┌──
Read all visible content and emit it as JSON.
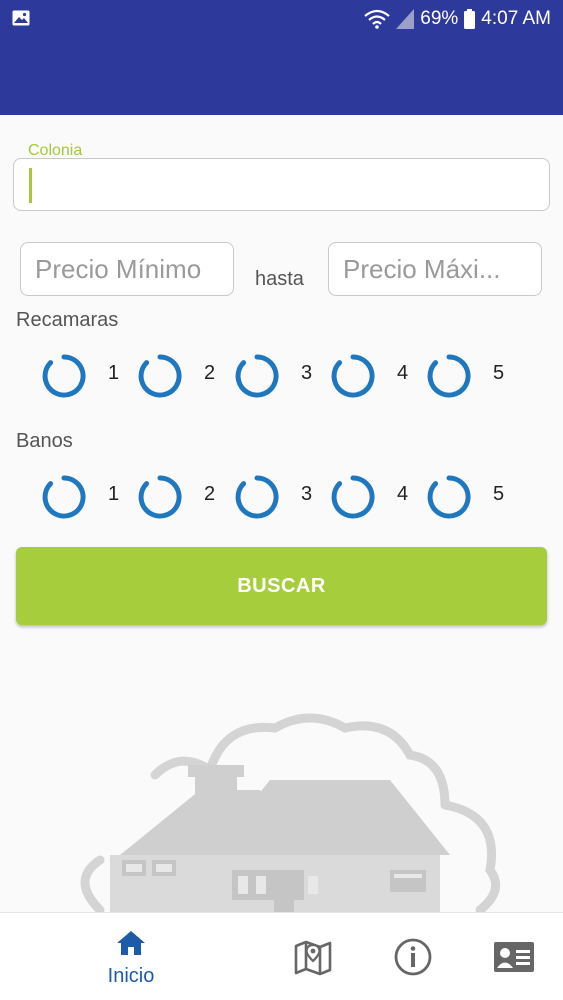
{
  "status_bar": {
    "battery_percent": "69%",
    "time": "4:07 AM",
    "icons": [
      "image-icon",
      "wifi-icon",
      "signal-icon",
      "battery-icon"
    ]
  },
  "form": {
    "colonia": {
      "label": "Colonia",
      "value": ""
    },
    "precio_minimo": {
      "placeholder": "Precio Mínimo"
    },
    "hasta_label": "hasta",
    "precio_maximo": {
      "placeholder": "Precio Máxi..."
    },
    "recamaras": {
      "label": "Recamaras",
      "options": [
        "1",
        "2",
        "3",
        "4",
        "5"
      ]
    },
    "banos": {
      "label": "Banos",
      "options": [
        "1",
        "2",
        "3",
        "4",
        "5"
      ]
    },
    "buscar_label": "BUSCAR"
  },
  "bottom_nav": {
    "items": [
      {
        "label": "Inicio",
        "icon": "home-icon",
        "active": true
      },
      {
        "label": "",
        "icon": "map-icon",
        "active": false
      },
      {
        "label": "",
        "icon": "info-icon",
        "active": false
      },
      {
        "label": "",
        "icon": "contact-card-icon",
        "active": false
      }
    ]
  },
  "colors": {
    "primary": "#2e3a9b",
    "accent_green": "#a6cd3c",
    "radio_blue": "#1f77bf",
    "nav_active": "#1d5ba8"
  }
}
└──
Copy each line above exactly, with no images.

Read all visible content and emit it as JSON.
{
  "status_bar": {
    "battery_percent": "69%",
    "time": "4:07 AM",
    "icons": [
      "image-icon",
      "wifi-icon",
      "signal-icon",
      "battery-icon"
    ]
  },
  "form": {
    "colonia": {
      "label": "Colonia",
      "value": ""
    },
    "precio_minimo": {
      "placeholder": "Precio Mínimo"
    },
    "hasta_label": "hasta",
    "precio_maximo": {
      "placeholder": "Precio Máxi..."
    },
    "recamaras": {
      "label": "Recamaras",
      "options": [
        "1",
        "2",
        "3",
        "4",
        "5"
      ]
    },
    "banos": {
      "label": "Banos",
      "options": [
        "1",
        "2",
        "3",
        "4",
        "5"
      ]
    },
    "buscar_label": "BUSCAR"
  },
  "bottom_nav": {
    "items": [
      {
        "label": "Inicio",
        "icon": "home-icon",
        "active": true
      },
      {
        "label": "",
        "icon": "map-icon",
        "active": false
      },
      {
        "label": "",
        "icon": "info-icon",
        "active": false
      },
      {
        "label": "",
        "icon": "contact-card-icon",
        "active": false
      }
    ]
  },
  "colors": {
    "primary": "#2e3a9b",
    "accent_green": "#a6cd3c",
    "radio_blue": "#1f77bf",
    "nav_active": "#1d5ba8"
  }
}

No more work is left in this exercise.